● **What to produce**
Copy every line below that has the word "title" in it.

[[ Source material open ]]

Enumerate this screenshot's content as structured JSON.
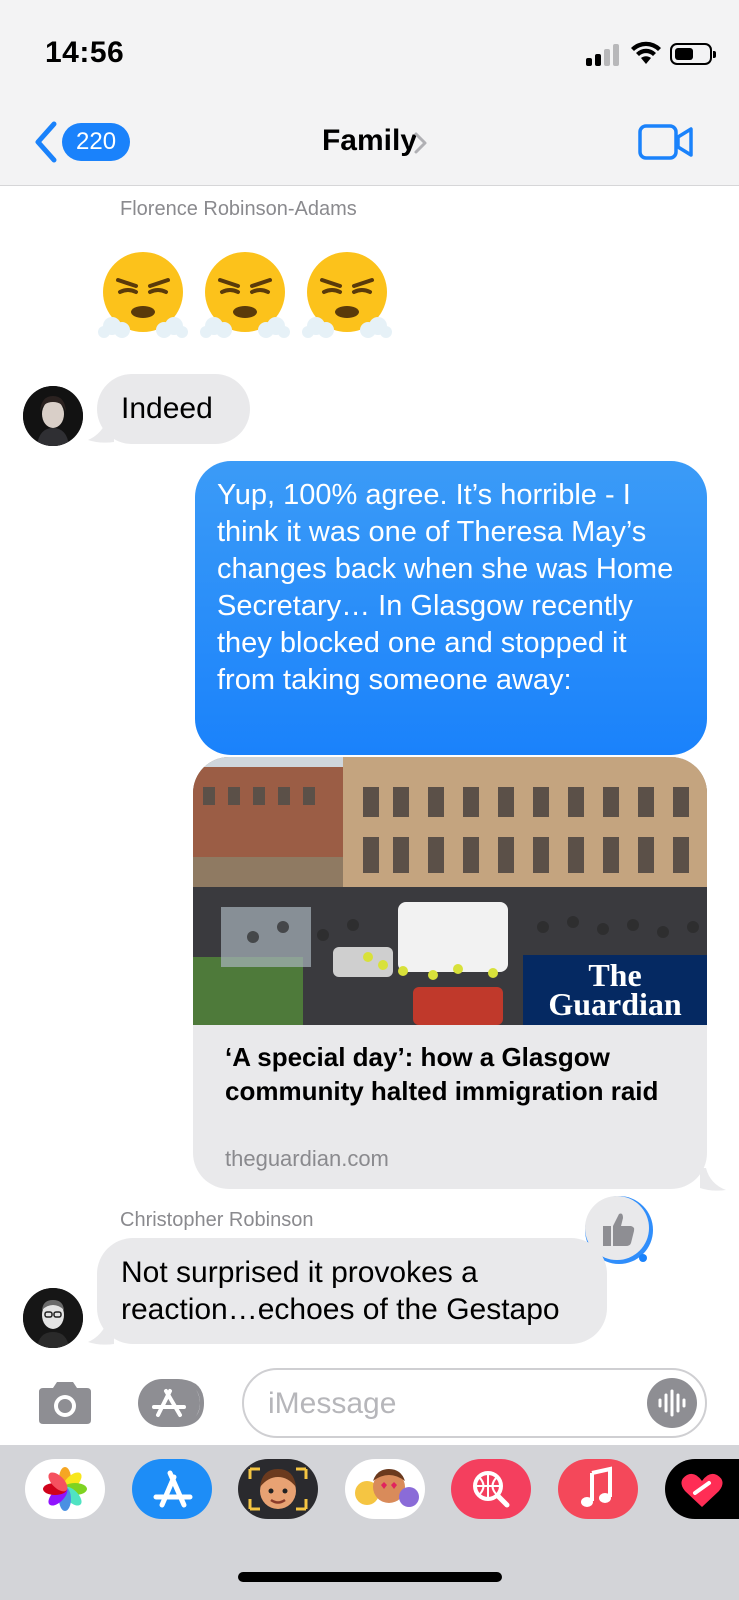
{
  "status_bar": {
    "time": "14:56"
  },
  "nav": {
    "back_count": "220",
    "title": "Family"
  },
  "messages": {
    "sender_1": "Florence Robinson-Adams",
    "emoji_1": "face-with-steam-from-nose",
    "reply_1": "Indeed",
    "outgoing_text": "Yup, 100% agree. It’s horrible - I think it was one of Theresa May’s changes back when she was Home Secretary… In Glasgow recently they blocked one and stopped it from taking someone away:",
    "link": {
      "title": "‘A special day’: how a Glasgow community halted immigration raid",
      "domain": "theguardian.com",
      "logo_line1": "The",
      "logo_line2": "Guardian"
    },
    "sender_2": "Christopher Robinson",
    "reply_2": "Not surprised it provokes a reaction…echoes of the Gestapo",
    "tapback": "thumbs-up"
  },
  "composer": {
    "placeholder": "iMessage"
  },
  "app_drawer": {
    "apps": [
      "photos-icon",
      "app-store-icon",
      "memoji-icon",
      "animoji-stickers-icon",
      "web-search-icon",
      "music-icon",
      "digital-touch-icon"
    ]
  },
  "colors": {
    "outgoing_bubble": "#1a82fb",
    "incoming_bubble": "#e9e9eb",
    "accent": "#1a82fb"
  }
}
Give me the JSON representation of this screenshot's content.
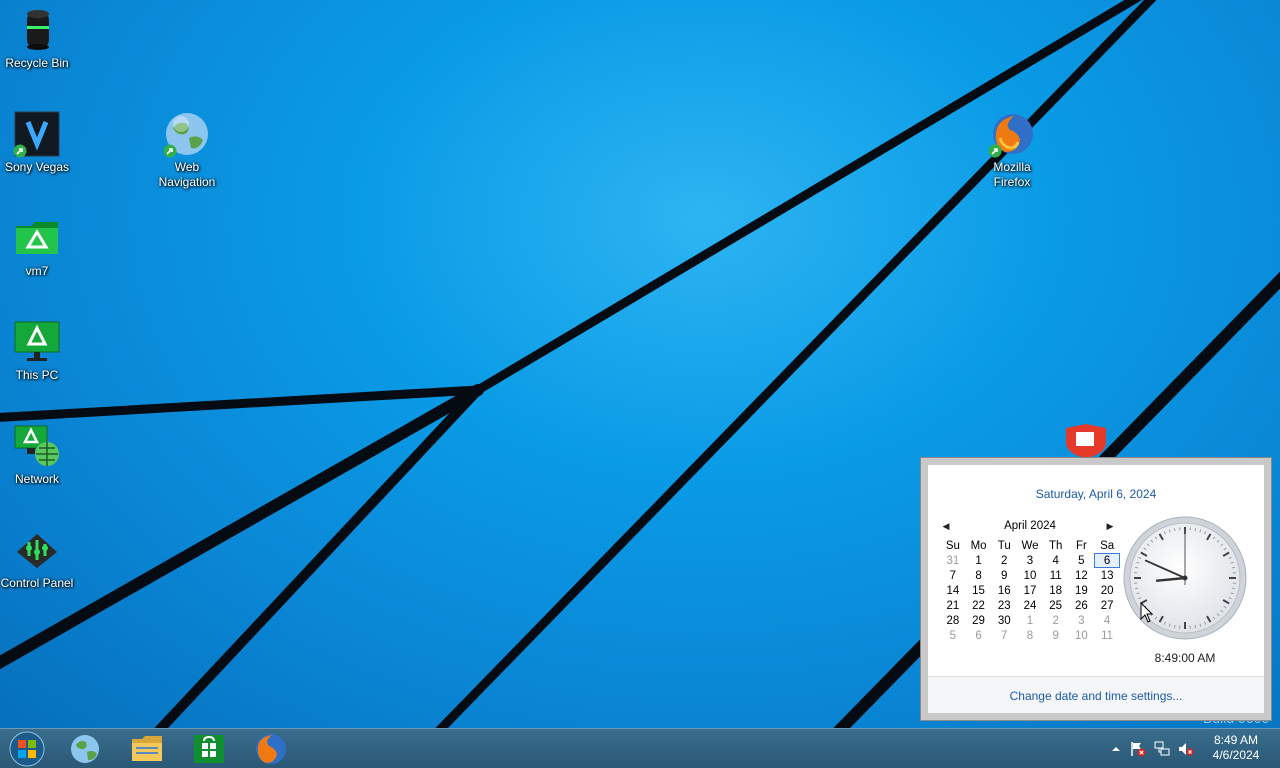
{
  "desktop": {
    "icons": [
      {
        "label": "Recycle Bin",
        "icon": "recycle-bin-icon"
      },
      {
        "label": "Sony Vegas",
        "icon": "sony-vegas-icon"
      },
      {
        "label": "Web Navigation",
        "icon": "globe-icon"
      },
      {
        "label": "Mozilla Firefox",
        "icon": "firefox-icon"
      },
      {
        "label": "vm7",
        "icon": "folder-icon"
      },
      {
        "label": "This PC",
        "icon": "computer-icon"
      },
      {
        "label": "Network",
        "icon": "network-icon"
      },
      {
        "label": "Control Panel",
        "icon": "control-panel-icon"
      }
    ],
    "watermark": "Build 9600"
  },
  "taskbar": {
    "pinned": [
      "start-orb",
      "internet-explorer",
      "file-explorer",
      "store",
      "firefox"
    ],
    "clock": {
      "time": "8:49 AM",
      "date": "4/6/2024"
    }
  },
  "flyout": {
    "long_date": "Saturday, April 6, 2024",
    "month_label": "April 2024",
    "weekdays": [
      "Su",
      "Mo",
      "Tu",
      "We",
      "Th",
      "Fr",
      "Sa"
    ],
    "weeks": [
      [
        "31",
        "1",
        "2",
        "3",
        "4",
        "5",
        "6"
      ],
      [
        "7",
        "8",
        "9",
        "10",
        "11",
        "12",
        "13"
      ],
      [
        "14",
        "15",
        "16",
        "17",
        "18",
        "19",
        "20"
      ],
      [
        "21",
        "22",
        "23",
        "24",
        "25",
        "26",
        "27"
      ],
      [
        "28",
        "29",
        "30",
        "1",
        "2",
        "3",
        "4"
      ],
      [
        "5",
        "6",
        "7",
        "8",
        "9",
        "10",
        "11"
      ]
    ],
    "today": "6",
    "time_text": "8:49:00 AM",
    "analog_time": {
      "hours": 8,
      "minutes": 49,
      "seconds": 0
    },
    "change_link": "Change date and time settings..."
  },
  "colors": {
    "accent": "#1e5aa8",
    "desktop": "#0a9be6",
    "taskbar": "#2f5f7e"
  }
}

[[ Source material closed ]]
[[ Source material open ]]

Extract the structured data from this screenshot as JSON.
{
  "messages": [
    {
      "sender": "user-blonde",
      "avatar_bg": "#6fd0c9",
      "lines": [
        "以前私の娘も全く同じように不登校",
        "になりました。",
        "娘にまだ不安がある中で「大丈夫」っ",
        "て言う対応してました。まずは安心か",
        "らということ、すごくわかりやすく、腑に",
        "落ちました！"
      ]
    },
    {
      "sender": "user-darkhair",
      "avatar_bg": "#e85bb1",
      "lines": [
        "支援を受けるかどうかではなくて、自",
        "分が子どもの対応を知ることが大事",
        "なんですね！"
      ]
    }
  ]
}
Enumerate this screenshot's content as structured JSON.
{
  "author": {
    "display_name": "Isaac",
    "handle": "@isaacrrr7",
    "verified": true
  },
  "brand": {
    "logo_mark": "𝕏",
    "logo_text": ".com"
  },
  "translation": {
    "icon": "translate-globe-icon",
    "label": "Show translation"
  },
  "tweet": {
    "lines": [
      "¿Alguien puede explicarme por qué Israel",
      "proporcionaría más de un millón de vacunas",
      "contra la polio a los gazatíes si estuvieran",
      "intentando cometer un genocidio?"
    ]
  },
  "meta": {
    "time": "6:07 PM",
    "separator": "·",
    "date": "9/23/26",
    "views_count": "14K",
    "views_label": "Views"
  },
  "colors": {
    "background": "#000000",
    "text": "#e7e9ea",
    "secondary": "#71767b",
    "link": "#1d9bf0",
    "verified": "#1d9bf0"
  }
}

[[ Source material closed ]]
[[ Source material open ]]

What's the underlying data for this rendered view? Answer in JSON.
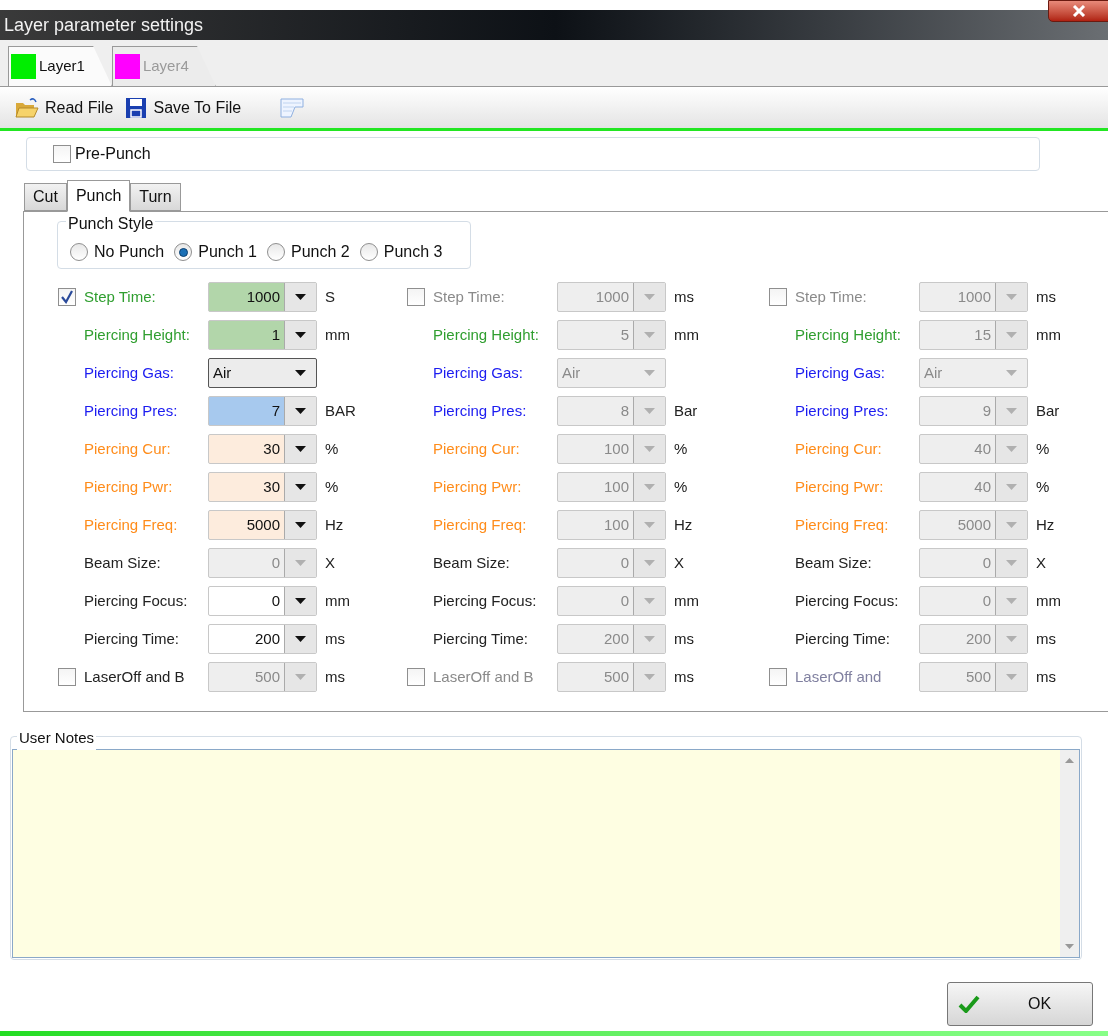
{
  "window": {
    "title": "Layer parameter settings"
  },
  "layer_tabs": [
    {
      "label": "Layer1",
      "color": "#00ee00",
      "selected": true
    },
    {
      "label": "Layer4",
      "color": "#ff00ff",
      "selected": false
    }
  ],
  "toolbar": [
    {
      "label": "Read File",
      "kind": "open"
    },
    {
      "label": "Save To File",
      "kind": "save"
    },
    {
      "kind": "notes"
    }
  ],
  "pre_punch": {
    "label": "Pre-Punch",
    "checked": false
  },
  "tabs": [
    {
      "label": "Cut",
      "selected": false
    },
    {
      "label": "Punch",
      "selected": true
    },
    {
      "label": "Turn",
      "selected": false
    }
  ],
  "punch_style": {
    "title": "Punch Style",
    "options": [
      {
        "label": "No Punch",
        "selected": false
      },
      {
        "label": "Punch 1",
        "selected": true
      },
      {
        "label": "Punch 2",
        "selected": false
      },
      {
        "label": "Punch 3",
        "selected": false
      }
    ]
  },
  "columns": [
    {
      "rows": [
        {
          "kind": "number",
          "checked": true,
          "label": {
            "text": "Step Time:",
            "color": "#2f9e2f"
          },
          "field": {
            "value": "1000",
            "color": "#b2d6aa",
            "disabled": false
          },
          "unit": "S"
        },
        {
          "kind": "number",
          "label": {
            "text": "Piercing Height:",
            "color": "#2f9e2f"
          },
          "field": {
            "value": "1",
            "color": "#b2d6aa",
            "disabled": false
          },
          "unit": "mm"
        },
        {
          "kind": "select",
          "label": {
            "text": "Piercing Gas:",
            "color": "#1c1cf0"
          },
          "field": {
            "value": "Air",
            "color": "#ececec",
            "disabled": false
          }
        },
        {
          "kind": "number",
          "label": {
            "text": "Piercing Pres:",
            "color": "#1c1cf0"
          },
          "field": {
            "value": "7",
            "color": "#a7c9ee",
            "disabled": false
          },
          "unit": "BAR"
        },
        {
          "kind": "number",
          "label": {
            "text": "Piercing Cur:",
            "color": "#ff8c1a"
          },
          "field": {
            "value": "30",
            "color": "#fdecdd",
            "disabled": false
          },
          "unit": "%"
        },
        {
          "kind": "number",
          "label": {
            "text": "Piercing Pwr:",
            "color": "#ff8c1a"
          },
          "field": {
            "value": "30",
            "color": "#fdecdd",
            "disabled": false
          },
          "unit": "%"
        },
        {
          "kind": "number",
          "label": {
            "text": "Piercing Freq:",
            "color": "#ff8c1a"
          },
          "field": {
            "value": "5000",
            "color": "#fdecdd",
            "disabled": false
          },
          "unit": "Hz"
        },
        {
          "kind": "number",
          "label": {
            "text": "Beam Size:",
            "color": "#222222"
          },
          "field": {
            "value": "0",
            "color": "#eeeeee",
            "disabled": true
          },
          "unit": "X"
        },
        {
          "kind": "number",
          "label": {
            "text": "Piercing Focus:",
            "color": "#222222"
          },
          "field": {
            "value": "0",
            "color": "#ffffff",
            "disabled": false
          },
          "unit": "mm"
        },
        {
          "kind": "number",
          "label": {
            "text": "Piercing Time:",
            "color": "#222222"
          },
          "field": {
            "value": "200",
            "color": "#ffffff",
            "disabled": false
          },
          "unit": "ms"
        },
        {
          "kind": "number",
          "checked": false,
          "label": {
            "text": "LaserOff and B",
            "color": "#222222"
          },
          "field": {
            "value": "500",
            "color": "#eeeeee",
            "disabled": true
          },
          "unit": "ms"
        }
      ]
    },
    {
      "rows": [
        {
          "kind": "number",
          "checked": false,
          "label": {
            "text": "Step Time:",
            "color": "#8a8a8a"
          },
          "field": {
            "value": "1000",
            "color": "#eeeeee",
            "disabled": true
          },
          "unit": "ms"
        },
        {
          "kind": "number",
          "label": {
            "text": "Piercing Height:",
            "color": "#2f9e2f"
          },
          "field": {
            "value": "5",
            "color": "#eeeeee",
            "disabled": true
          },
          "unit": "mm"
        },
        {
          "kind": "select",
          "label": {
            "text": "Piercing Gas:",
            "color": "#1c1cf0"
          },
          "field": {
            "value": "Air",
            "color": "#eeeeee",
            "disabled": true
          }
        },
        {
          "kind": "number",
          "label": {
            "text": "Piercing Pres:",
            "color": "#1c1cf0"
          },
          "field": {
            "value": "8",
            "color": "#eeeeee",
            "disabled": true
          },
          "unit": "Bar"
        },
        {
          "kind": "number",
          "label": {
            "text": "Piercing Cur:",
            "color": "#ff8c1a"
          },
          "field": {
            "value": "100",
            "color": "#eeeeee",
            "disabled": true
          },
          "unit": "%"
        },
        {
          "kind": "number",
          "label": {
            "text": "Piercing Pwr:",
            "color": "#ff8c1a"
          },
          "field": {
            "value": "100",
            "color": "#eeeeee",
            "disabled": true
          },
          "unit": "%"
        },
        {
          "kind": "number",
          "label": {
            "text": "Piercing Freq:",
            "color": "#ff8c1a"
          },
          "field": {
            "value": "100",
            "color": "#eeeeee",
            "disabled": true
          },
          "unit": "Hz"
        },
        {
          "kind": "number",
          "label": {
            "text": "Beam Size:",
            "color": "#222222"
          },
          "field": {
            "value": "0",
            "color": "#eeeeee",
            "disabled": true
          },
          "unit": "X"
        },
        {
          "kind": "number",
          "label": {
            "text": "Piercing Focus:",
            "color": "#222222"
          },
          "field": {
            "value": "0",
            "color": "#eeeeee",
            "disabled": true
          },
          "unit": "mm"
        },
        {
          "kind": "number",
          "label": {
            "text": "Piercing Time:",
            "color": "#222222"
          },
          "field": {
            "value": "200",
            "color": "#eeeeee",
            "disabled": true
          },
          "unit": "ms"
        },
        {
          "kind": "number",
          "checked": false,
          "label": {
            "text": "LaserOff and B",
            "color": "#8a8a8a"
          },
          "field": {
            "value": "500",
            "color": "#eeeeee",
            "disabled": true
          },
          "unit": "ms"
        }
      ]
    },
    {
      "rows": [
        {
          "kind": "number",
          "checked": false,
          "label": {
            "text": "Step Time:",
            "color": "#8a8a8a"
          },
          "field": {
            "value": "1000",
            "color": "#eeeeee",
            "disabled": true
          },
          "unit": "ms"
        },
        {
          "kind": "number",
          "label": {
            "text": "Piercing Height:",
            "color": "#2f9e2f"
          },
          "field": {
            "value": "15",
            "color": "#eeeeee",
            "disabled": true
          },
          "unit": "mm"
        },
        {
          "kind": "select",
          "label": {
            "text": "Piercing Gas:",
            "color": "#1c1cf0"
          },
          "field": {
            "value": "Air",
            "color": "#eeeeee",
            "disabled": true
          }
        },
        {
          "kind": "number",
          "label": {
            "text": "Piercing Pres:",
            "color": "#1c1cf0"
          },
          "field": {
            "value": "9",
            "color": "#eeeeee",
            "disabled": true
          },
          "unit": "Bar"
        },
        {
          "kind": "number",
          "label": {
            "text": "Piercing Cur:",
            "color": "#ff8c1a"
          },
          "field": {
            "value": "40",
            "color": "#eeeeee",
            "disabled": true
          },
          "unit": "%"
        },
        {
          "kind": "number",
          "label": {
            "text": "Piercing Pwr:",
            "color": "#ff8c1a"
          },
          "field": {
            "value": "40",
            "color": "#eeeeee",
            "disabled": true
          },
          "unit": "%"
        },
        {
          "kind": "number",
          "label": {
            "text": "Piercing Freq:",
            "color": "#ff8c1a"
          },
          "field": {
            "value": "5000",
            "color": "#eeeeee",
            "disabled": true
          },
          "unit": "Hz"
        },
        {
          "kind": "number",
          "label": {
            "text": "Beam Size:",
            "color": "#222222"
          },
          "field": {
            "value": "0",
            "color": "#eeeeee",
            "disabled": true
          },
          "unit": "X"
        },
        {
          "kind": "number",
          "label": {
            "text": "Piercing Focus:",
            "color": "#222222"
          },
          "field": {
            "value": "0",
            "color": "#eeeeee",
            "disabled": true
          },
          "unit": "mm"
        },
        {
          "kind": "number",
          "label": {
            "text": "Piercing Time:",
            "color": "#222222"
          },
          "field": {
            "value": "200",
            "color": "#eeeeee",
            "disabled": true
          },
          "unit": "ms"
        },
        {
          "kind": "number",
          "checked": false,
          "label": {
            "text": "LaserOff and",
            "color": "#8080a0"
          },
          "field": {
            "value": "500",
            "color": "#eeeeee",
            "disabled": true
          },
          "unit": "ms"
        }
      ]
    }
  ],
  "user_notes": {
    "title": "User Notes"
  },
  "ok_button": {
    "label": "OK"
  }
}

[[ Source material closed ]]

● **Solution to this task**
    "title": "Family"
      "title": "‘A special day’: how a Glasgow community halted immigration raid",
    "title": "Layer parameter settings"
    "title": "Punch Style",
    "title": "User Notes"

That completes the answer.